Loss of concentration ability and social debates

The truth is, we see this every day on social media already. Have you tried to read any comments lately? Or to discuss civilly with someone? We don't go beyond the headlines of articles, beyond the surface of issues. Even when in good faith, people seem to be losing more and more the ability to reason and delve deeper, to address things in a intersectional and nuanced way. It's not just others, it's also us. Our brains are volatile, we can't find the words. There are only factions, viral content, dramatizations for humorous or tragic effect, emotionally strong content that serves to capture us for just a second, making us cry or angry. Everything passes through our brain at the speed of light, and little or nothing remains. As reality becomes complex, our brains get used to never thinking about anything for too long, and this attitude creeps from the phone to reality, translates into everyday life. What could go wrong?

How can we defeat this trend?

Even though we tend to be somewhat victims of popcorn brain, and it doesn't depend solely on us, we can work on our brain. Escape compulsive scrolling, choose screen-free activities that re-acclimate us to calmness and reflection. We can learn to knit, play cards, read a book, challenge ourselves to watch a movie without picking up the phone even once. Protecting ourselves from stimuli is impossible, but we can try to limit them.
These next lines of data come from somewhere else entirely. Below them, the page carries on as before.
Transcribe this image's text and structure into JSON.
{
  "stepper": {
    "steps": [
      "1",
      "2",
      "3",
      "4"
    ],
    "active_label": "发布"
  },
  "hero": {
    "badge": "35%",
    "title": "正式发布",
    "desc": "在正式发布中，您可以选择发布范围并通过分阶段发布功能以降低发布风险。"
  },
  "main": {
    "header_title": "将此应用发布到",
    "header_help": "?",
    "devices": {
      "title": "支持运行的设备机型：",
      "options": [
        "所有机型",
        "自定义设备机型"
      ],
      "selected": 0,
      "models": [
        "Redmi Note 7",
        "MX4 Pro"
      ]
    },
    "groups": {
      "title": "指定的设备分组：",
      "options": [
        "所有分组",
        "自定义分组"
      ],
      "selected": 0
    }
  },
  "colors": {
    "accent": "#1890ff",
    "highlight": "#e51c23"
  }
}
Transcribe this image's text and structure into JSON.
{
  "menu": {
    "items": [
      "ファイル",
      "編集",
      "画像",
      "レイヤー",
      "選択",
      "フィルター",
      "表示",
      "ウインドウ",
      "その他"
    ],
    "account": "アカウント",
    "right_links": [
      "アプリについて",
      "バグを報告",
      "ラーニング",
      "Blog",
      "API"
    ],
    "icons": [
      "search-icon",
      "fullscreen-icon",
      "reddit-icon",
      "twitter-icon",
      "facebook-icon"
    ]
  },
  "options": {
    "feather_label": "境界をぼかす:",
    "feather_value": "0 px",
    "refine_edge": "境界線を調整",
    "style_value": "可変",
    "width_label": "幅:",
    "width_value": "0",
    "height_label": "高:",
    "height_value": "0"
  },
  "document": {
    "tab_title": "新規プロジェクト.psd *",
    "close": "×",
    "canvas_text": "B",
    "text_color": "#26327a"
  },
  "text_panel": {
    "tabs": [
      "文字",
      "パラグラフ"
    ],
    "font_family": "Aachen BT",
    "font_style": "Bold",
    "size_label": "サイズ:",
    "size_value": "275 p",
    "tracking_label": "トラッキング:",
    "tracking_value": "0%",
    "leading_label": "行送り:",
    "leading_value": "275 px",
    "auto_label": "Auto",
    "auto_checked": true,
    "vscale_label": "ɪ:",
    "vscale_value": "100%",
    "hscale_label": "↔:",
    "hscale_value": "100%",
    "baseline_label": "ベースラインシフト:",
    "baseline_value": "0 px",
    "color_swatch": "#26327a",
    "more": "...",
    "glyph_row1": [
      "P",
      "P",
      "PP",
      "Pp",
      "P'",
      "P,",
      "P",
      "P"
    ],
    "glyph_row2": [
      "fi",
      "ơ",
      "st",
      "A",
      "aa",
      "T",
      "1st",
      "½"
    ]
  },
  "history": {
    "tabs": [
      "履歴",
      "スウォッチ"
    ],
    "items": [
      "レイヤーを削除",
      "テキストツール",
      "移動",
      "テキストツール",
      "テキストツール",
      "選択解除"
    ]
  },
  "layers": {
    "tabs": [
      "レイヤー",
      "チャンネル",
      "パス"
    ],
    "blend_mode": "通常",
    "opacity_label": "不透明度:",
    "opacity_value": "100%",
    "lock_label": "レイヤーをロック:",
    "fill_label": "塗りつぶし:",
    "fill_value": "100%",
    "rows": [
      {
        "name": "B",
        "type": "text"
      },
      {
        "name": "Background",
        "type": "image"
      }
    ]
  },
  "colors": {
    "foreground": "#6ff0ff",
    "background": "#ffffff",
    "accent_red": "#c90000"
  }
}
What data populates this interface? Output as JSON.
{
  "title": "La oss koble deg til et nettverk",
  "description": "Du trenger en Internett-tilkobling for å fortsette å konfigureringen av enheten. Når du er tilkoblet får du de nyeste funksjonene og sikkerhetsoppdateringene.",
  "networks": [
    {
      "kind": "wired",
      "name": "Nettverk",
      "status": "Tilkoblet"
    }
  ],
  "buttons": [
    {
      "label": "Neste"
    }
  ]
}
Not only to avoid popcorn brain, but also to remain anchored in a world that increasingly needs critical thinking.